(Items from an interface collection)

*** Block opens ***

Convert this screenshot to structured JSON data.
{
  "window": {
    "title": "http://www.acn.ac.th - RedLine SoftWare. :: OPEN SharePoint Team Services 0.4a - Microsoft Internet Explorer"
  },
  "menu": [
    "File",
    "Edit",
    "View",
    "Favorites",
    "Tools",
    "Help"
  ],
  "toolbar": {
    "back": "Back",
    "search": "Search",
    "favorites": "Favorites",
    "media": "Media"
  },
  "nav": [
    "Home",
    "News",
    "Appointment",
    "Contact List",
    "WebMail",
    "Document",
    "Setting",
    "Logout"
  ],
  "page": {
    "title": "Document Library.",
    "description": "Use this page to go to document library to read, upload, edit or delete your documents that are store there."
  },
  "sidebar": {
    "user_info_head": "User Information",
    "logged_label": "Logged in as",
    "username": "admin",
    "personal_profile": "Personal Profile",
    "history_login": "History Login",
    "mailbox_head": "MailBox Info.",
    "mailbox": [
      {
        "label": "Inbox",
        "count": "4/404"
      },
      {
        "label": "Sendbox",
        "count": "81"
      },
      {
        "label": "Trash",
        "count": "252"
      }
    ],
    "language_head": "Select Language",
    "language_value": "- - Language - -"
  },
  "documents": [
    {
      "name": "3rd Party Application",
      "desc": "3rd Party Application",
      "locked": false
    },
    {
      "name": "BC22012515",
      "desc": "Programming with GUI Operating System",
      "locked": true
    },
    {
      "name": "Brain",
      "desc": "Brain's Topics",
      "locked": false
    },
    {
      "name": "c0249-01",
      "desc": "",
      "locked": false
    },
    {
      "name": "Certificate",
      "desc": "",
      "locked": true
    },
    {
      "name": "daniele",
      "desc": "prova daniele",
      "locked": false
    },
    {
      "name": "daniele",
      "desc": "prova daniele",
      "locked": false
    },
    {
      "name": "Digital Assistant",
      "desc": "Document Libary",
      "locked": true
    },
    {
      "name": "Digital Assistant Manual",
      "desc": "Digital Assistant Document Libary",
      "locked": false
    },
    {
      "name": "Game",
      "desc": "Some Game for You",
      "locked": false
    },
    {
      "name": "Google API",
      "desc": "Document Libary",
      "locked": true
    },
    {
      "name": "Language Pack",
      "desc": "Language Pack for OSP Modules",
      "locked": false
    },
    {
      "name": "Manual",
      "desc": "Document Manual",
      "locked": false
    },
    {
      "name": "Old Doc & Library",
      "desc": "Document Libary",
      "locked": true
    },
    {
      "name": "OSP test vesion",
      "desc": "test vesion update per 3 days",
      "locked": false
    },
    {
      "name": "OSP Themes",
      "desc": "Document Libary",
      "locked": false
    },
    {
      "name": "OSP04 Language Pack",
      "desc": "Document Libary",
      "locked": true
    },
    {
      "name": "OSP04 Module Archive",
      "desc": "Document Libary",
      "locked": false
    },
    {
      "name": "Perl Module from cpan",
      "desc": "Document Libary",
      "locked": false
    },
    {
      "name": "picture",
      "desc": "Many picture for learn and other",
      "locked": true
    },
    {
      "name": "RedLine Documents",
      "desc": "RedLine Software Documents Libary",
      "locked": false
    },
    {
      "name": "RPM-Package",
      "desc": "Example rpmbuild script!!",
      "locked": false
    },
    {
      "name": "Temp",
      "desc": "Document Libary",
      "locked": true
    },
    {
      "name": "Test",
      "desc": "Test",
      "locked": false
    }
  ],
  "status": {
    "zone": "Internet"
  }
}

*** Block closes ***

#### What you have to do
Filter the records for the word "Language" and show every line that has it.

#### Output of the task
    "language_head": "Select Language",
    "language_value": "- - Language - -"
      "name": "Language Pack",
      "desc": "Language Pack for OSP Modules",
      "name": "OSP04 Language Pack",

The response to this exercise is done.